On Thursday, July 6 th the SJAI moved to Lehman College in the Bronx. We began the institute with a vocal activity led by Eli Yamin. In this presentation, Eli modeled important techniques for healthy singing based on Somatic Voicework,(tm) the LoVetri Method and recent collaborations with voice therapist Darrell Lauer. The next activity was led by JPI teaching artist Marion Cowings. Marion masterfully demonstrated the art of storytelling through song and you can get a sense of what he did in this video.

Marion’s workshop proved to be the perfect spring board for the next activity which introduced “Don’t Go Back On Your Raisin” from “Holding The Torch For Liberty,” JPI’s musical about the fight for women’s suffrage. In this activity, participants learned JPI repertoire while connecting to the story of Women’s Suffrage. The afternoon session began with an activity focused around choreography led by Shireen Dickson. In this session participants learned key tools for building choreography in their practice as a teaching artist. Shireen connected many of these tools to the Jazz Power Tools previously introduced. We then moved from dance into theatre. Stefanie Sertich led a presentation around her work in devised theatre practices. While many of the participants were unfamiliar with these concepts, they walked away with new ideas of how this could be put into their practice as teaching artist. The sum of these workshops nicely cued up the closing activity for the day where the participants utilized the various activities presented and created work devised from these experiences.
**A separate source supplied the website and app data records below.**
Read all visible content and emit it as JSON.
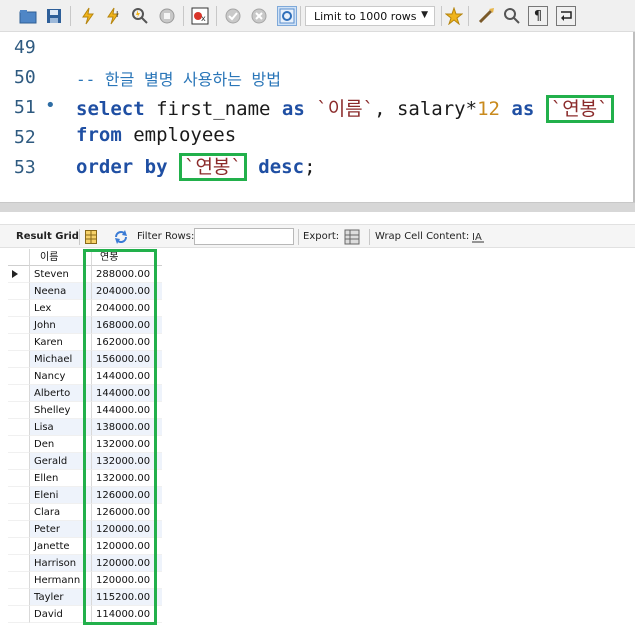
{
  "toolbar": {
    "icons": [
      "open-folder-icon",
      "save-icon",
      "execute-icon",
      "execute-current-icon",
      "explain-icon",
      "stop-icon",
      "toggle-error-icon",
      "commit-icon",
      "rollback-icon",
      "autocommit-icon",
      "beautify-icon",
      "find-icon",
      "invisible-chars-icon",
      "wrap-icon"
    ],
    "limit_label": "Limit to 1000 rows"
  },
  "editor": {
    "lines": [
      {
        "number": "49"
      },
      {
        "number": "50",
        "comment": "-- 한글 별명 사용하는 방법"
      },
      {
        "number": "51",
        "kw1": "select",
        "t1": " first_name ",
        "kw2": "as",
        "t2": " ",
        "str1": "`이름`",
        "t3": ", salary*",
        "num1": "12",
        "t4": " ",
        "kw3": "as",
        "t5": " ",
        "str2": "`연봉`"
      },
      {
        "number": "52",
        "kw1": "from",
        "t1": " employees"
      },
      {
        "number": "53",
        "kw1": "order",
        "t1": " ",
        "kw2": "by",
        "t2": " ",
        "str1": "`연봉`",
        "t3": " ",
        "kw3": "desc",
        "t4": ";"
      }
    ]
  },
  "result_toolbar": {
    "result_grid_label": "Result Grid",
    "filter_rows_label": "Filter Rows:",
    "filter_value": "",
    "export_label": "Export:",
    "wrap_label": "Wrap Cell Content:"
  },
  "grid": {
    "columns": [
      "이름",
      "연봉"
    ],
    "rows": [
      [
        "Steven",
        "288000.00"
      ],
      [
        "Neena",
        "204000.00"
      ],
      [
        "Lex",
        "204000.00"
      ],
      [
        "John",
        "168000.00"
      ],
      [
        "Karen",
        "162000.00"
      ],
      [
        "Michael",
        "156000.00"
      ],
      [
        "Nancy",
        "144000.00"
      ],
      [
        "Alberto",
        "144000.00"
      ],
      [
        "Shelley",
        "144000.00"
      ],
      [
        "Lisa",
        "138000.00"
      ],
      [
        "Den",
        "132000.00"
      ],
      [
        "Gerald",
        "132000.00"
      ],
      [
        "Ellen",
        "132000.00"
      ],
      [
        "Eleni",
        "126000.00"
      ],
      [
        "Clara",
        "126000.00"
      ],
      [
        "Peter",
        "120000.00"
      ],
      [
        "Janette",
        "120000.00"
      ],
      [
        "Harrison",
        "120000.00"
      ],
      [
        "Hermann",
        "120000.00"
      ],
      [
        "Tayler",
        "115200.00"
      ],
      [
        "David",
        "114000.00"
      ]
    ]
  },
  "colors": {
    "highlight": "#22b04b",
    "keyword": "#1f4fa3",
    "string": "#8b2b2b",
    "number": "#c98a1d",
    "comment": "#2a76b8"
  }
}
The final day of the institute began with a speech and vocal warm-up led by Eli Yamin.  Next we were joined by award winning writer and musician James McBride. With the focus on reharmonizing a story, James broke down his approach to telling story in an effective way and how to approach it as a jazz musician does by varying the harmony to communicate a wide range of emotions. Participants were encouraged to find all the information about the story. According to James, there “is no reason to get stuck if you have enough information”. This led to an activity focused around a current event in New York; the assassination of police officer Miosotis Familia. Participants were encouraged to get deep into information about Officer Familia’s life. The biggest mistake one can make said McBride is to focus on her death. Instead you want to focus on her life. Participants discovered an inspiring women who left nursing twelve years prior to become a cop. She had just switched to the night shift on duty as a police officer so she could spend more time with her family.  Participants considered various perspectives and emotions with which to “harmonize” the story including resilience, courage, and devotion. The activity culminated by participants breaking into groups to tell this story utilizing Jazz Power Tools. McBride provided meaningful critique to all the groups.
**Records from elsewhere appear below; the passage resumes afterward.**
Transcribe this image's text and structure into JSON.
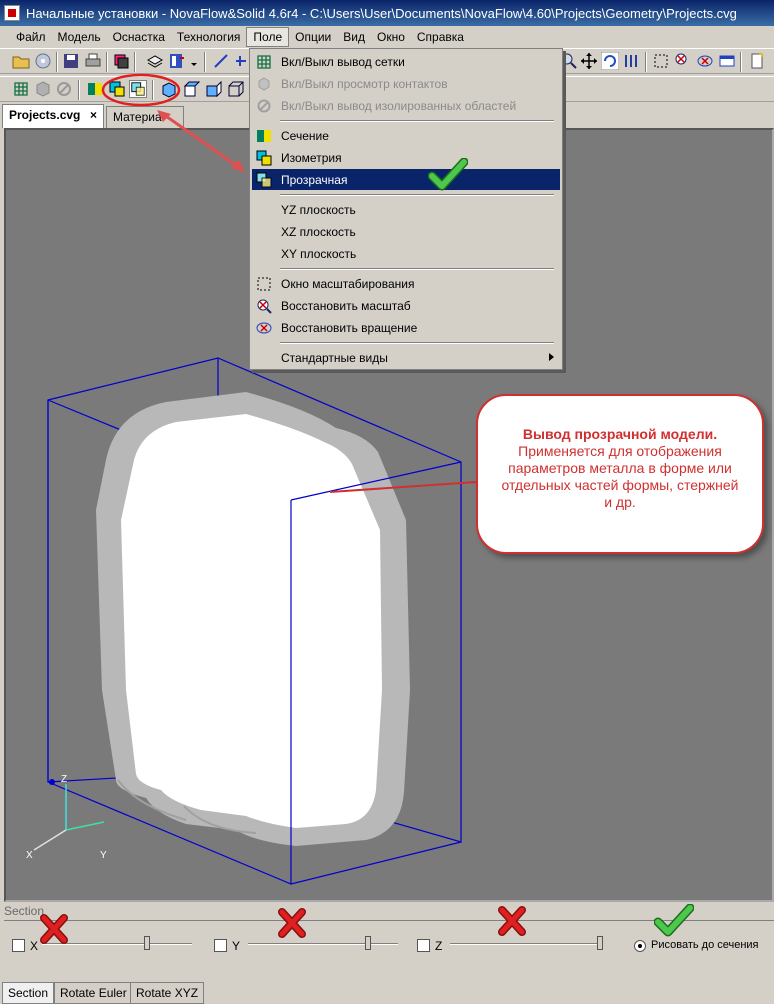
{
  "window": {
    "title": "Начальные установки - NovaFlow&Solid 4.6r4 - C:\\Users\\User\\Documents\\NovaFlow\\4.60\\Projects\\Geometry\\Projects.cvg",
    "title_icon": "app-logo-icon"
  },
  "menubar": {
    "items": [
      "Файл",
      "Модель",
      "Оснастка",
      "Технология",
      "Поле",
      "Опции",
      "Вид",
      "Окно",
      "Справка"
    ],
    "open_item": "Поле"
  },
  "tabs": [
    {
      "label": "Projects.cvg",
      "close": "×"
    },
    {
      "label": "Материа"
    }
  ],
  "dropdown": {
    "items": [
      {
        "label": "Вкл/Выкл вывод сетки",
        "icon": "grid-icon",
        "state": "enabled"
      },
      {
        "label": "Вкл/Выкл просмотр контактов",
        "icon": "contacts-icon",
        "state": "disabled"
      },
      {
        "label": "Вкл/Выкл вывод изолированных областей",
        "icon": "isolated-areas-icon",
        "state": "disabled"
      },
      {
        "label": "Сечение",
        "icon": "section-icon",
        "state": "enabled"
      },
      {
        "label": "Изометрия",
        "icon": "isometry-icon",
        "state": "enabled"
      },
      {
        "label": "Прозрачная",
        "icon": "transparent-icon",
        "state": "selected"
      },
      {
        "label": "YZ плоскость",
        "icon": "",
        "state": "enabled"
      },
      {
        "label": "XZ плоскость",
        "icon": "",
        "state": "enabled"
      },
      {
        "label": "XY плоскость",
        "icon": "",
        "state": "enabled"
      },
      {
        "label": "Окно масштабирования",
        "icon": "zoom-window-icon",
        "state": "enabled"
      },
      {
        "label": "Восстановить масштаб",
        "icon": "restore-zoom-icon",
        "state": "enabled"
      },
      {
        "label": "Восстановить вращение",
        "icon": "restore-rotation-icon",
        "state": "enabled"
      },
      {
        "label": "Стандартные виды",
        "icon": "",
        "state": "submenu"
      }
    ]
  },
  "callout": {
    "title": "Вывод прозрачной модели.",
    "body": "Применяется для отображения параметров металла в форме или отдельных частей формы, стержней и др."
  },
  "axes": {
    "z": "Z",
    "x": "X",
    "y": "Y"
  },
  "section_panel": {
    "label": "Section",
    "x_label": "X",
    "y_label": "Y",
    "z_label": "Z",
    "x_checked": false,
    "y_checked": false,
    "z_checked": false,
    "x_slider_fraction": 0.7,
    "y_slider_fraction": 0.8,
    "z_slider_fraction": 1.0,
    "draw_to_section_label": "Рисовать до сечения",
    "draw_to_section_checked": true
  },
  "bottom_tabs": [
    "Section",
    "Rotate Euler",
    "Rotate XYZ"
  ],
  "colors": {
    "annotation_red": "#d03030",
    "checkmark_green": "#3aa83a",
    "menu_highlight": "#0a246a",
    "bounding_box": "#0000cc",
    "viewport_bg": "#7a7a7a"
  }
}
In the afternoon Antoinette Montague led a presentation on singers and the vocal tradition of the music. In this presentation, she shared some of the singers that had a deepest impact on her life as an artist including Carrie Smith, Joe Williams and Etta Jones and the lessons she personally received from these jazz masters. Antoinette also highlighted some stars of the younger generation including Breanna Thomas who joined us in person.
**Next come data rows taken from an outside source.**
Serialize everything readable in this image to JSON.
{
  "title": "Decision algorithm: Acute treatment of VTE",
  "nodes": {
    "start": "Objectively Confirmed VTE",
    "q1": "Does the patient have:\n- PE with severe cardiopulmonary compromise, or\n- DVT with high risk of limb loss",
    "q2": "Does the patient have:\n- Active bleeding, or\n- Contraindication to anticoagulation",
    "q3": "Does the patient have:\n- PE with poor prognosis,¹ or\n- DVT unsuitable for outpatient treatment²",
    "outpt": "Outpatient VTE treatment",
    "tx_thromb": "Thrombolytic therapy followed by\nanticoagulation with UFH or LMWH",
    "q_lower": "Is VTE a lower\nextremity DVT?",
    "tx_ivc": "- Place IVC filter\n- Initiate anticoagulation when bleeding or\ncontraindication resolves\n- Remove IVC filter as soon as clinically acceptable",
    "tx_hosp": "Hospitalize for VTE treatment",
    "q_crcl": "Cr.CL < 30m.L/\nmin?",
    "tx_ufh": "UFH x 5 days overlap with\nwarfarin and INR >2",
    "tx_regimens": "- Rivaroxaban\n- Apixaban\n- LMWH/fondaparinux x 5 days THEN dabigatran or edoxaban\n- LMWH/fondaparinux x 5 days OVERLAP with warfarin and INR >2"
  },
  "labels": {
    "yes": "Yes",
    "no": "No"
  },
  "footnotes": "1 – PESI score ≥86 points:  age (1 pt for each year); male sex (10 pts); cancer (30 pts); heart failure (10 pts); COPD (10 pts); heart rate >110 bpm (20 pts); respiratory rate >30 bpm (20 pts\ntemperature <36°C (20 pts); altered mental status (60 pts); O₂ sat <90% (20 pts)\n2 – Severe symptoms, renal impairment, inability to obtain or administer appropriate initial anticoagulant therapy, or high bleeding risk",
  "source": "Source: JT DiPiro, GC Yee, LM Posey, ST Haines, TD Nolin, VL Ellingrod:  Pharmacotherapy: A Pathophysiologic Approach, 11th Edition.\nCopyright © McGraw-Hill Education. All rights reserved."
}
Tom Dempsey followed this presentation with an exploration into improvisation and how he relates it to storytelling. He began with a presentation of from the “Sound of Jazz” in 1957. After a discussion of the performance he contextualized telling the story of the connection between Lester Young and Billie Holliday, historically what is going on at that time, and the general state of mass media in their portrayal of black culture. The institute ended with an activity that brought together the skills presented and allowed an opportunity for reflection and deepening connections. The Summer Jazz Arts Institute 2017 successfully introduced the practice of teaching jazz arts to burgeoning teaching artists and stimulated new ideas and pathways for those who have been teaching for years. Through this year’s institute, the Jazz Power Initiative was able to codify and deepen pedagogy related to the Jazz Power Tools while spreading JPI teaching practice to a wide array of artists.


Tom Dempsey, September, 2017